In fact, game-based learning and gamification are two very different things. While the use of one does not necessarily exclude the other, it’s important to recognize what makes game-based learning a particularly powerful teaching tool.
What’s the reward?
Gamification aims to incentivize an activity that a person might otherwise choose not to do. That might be a gold star for first graders who completes their homework or frequent flier miles for business travelers who stick with the same airline for work trips. In both cases, the gamification is not necessarily changing the way the person approaches the situation. It simply makes them more likely to do the work or take part in the activity.
In game-based learning, there is not necessarily any system of rewards or points.

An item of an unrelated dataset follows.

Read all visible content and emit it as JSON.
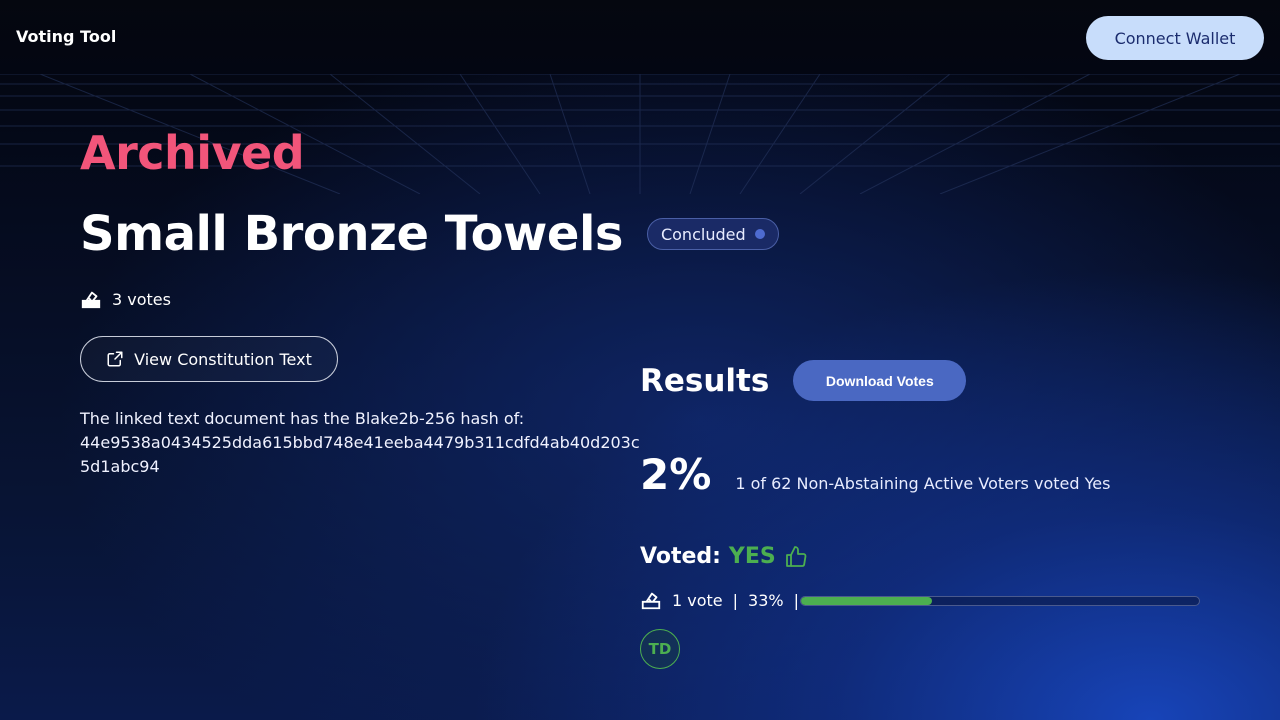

Instead, the reward comes from what you learn by playing the game. The games offer an alternative, effective way to learn.
Intrinsic vs. Extrinsic
What is the value of a gold star to first graders? Perhaps if the students get a certain number of gold stars, they will receive a prize. And if business travelers accrue a certain number of frequent flier miles, they can earn a free flight. Both of these rewards deliver short-term, extrinsic value to participants.
What you achieve from a game is an understanding of a subject matter that you previously lacked. What you acquire from the process is not an abstract achievement badge, but rather the intrinsic value of your new knowledge.
Does it change the nature of learning?
While offering rewards for completed work may push somebody to do better, gamification does not change the nature of the work the student is doing. Game-based learning offers a completely different learning experience by stimulating critical thinking skills.
Can you win?
Gamification does not necessarily have an end state. You can always earn more frequent flier miles or gold stars. You may never win or lose. In Game-Based Learning, however, there is always an objective that you strive to accomplish with specific Student Learning Objectives or SLOs. You either figure out the math problem or you don’t and you have to try again.
Who can play?
A process that is gamified may be restricted to certain participants and apply different rules to others. You have to buy an airline ticket to get frequent flier miles. In contrast, games are accessible to all. Anybody can develop a game and anybody can play it.